Australia's Securities and Investment Commission has launched an investigation into a leading academic's complaints about claims made by a university-linked biotechnology company.
The commission is due to decide next week in the battle between science and commerce, which involves one of Australia's most prestigious research institutions.
Biotron, a biotechnology start-up company, has the rights to six projects at the John Curtin School of Medical Research -a research arm of the Australian National University in Canberra.
In January, Graeme Laver, a virus specialist and visiting fellow at the school, lodged a complaint against Biotron with the commission. He alleged the company had made false claims in its prospectus about research relating to the development of an anti-viral agent and its ability to block ion channels.
Dr Laver, who won the 1996 Australia Prize for research into the influenza virus, said the application of the ion channel technology to such viruses as Ross River, Barmah Forest and dengue fevers -proposed in the prospectus -was not generally accepted in the scientific community.
The scientist responsible for the research, Peter Gage, is a consultant with Biotron. He said the prospectus information was correct.

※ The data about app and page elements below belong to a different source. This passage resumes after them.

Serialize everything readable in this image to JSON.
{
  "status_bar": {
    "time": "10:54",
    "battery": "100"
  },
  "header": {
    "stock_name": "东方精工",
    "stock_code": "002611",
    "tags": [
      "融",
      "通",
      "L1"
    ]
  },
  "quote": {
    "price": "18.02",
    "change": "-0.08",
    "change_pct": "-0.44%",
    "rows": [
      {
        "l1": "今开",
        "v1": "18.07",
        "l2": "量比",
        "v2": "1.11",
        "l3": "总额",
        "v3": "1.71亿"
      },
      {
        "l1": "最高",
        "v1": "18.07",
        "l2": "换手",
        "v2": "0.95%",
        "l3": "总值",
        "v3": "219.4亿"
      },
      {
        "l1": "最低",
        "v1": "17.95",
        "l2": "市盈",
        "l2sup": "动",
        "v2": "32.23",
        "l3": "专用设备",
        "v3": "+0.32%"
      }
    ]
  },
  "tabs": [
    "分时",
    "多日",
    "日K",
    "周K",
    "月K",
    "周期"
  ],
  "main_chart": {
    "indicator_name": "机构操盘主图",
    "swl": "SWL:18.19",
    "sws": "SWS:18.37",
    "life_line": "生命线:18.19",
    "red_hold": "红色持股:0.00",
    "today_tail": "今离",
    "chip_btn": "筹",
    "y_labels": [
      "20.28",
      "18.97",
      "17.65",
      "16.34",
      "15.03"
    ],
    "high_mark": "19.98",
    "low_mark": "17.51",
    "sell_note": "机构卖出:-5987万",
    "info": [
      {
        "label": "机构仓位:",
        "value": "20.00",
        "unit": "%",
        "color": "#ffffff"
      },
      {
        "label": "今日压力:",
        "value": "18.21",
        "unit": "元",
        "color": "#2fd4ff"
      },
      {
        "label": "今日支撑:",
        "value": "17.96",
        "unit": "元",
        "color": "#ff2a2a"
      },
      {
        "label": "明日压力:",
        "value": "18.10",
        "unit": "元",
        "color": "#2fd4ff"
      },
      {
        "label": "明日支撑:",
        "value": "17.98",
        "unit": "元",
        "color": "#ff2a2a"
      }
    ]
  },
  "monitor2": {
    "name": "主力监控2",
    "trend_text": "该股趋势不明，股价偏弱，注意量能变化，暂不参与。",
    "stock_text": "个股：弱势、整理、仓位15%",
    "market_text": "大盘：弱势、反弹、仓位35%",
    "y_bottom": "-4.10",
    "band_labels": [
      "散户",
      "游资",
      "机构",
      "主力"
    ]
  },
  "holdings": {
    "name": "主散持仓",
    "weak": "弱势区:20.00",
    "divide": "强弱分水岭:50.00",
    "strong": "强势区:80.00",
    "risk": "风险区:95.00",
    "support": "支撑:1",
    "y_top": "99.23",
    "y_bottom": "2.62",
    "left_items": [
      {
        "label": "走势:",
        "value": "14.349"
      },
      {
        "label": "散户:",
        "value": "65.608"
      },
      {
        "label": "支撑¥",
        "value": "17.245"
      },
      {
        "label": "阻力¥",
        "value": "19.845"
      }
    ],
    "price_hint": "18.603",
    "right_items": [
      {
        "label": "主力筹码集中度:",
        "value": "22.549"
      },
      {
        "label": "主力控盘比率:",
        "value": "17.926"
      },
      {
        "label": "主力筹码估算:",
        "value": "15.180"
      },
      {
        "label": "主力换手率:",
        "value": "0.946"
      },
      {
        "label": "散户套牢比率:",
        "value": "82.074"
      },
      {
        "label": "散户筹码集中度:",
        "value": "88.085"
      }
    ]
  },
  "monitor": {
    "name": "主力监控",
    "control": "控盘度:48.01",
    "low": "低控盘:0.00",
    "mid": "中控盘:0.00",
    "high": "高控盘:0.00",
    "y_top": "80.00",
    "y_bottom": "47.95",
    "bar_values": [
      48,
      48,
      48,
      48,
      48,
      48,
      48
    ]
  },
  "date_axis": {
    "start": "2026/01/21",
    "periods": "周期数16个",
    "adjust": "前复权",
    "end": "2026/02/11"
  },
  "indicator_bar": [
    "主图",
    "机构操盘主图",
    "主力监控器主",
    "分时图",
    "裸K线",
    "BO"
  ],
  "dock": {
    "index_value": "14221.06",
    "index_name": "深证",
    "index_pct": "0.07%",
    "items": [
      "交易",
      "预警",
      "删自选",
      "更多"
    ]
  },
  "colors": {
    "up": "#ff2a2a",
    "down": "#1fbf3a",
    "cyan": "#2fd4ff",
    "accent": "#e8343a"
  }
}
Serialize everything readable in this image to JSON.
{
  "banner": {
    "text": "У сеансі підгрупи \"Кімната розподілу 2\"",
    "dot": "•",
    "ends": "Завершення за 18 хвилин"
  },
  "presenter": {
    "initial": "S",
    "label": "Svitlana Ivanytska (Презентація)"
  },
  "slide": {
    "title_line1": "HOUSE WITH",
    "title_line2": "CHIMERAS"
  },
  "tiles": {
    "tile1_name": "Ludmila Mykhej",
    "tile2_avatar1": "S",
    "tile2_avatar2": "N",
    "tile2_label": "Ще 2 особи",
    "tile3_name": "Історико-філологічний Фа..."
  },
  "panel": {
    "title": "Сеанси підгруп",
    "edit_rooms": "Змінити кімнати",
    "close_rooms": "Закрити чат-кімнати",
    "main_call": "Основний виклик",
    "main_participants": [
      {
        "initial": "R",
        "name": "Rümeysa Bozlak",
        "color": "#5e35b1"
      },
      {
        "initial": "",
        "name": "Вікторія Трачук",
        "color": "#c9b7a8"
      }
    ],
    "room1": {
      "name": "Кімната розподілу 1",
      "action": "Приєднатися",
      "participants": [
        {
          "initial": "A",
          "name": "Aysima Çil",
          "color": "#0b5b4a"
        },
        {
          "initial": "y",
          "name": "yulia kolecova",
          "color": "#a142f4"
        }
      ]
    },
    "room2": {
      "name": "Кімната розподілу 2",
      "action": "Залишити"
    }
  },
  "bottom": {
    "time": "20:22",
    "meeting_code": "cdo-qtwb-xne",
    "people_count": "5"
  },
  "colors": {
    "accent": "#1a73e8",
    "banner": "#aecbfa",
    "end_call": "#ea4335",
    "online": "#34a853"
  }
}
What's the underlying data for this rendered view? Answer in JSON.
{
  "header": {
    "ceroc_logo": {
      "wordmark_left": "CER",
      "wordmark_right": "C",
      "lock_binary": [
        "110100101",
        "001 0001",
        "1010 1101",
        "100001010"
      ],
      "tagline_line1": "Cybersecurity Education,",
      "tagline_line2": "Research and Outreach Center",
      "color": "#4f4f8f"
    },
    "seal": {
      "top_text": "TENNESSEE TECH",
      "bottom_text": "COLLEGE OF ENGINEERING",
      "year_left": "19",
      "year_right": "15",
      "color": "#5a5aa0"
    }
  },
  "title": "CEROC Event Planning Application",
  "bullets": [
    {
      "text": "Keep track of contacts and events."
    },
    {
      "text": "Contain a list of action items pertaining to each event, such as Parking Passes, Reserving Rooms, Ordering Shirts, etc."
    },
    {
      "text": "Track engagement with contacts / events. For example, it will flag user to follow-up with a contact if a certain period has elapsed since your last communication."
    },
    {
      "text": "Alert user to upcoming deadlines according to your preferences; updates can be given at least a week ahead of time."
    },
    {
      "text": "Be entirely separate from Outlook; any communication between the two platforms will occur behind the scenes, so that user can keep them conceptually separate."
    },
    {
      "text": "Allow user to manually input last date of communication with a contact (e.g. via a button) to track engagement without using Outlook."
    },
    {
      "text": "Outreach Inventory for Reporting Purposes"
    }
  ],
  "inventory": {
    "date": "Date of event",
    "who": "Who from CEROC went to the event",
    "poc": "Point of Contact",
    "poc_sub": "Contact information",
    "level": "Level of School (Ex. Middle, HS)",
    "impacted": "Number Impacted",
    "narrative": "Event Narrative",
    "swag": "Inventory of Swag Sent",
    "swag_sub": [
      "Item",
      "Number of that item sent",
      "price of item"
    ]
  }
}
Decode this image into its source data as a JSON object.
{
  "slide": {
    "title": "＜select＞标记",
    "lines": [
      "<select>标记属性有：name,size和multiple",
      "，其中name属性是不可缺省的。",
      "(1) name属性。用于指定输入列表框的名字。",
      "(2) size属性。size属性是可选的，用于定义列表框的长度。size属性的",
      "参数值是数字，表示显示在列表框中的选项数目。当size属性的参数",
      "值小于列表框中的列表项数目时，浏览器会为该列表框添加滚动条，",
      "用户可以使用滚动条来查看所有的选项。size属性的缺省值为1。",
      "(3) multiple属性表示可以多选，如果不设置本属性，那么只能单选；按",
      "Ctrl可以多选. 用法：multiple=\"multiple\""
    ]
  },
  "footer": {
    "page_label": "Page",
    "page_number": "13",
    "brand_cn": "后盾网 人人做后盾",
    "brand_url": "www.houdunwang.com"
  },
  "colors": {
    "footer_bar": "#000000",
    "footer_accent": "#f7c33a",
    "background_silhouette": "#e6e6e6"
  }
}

JCSMR director Judith Whitworth has circulated a memorandum to staff saying: "I can't over-emphasise how negative bad publicity is -with government, with industry and with our scientific peers who sit on granting bodies."
She said the issue had "crystallised people's views at the school on the difficult balance in research for the public good and commercial interests".
"We are here to do research for the public good but certainly where there are commercial opportunities, we want to capture those benefits for Australia," she added.
Professor Whitworth has approached the Australian Vice-Chancellor's Committee and the National Health and Medical Research Council for collaboration on a set of guidelines on the ethical commercialisation of research.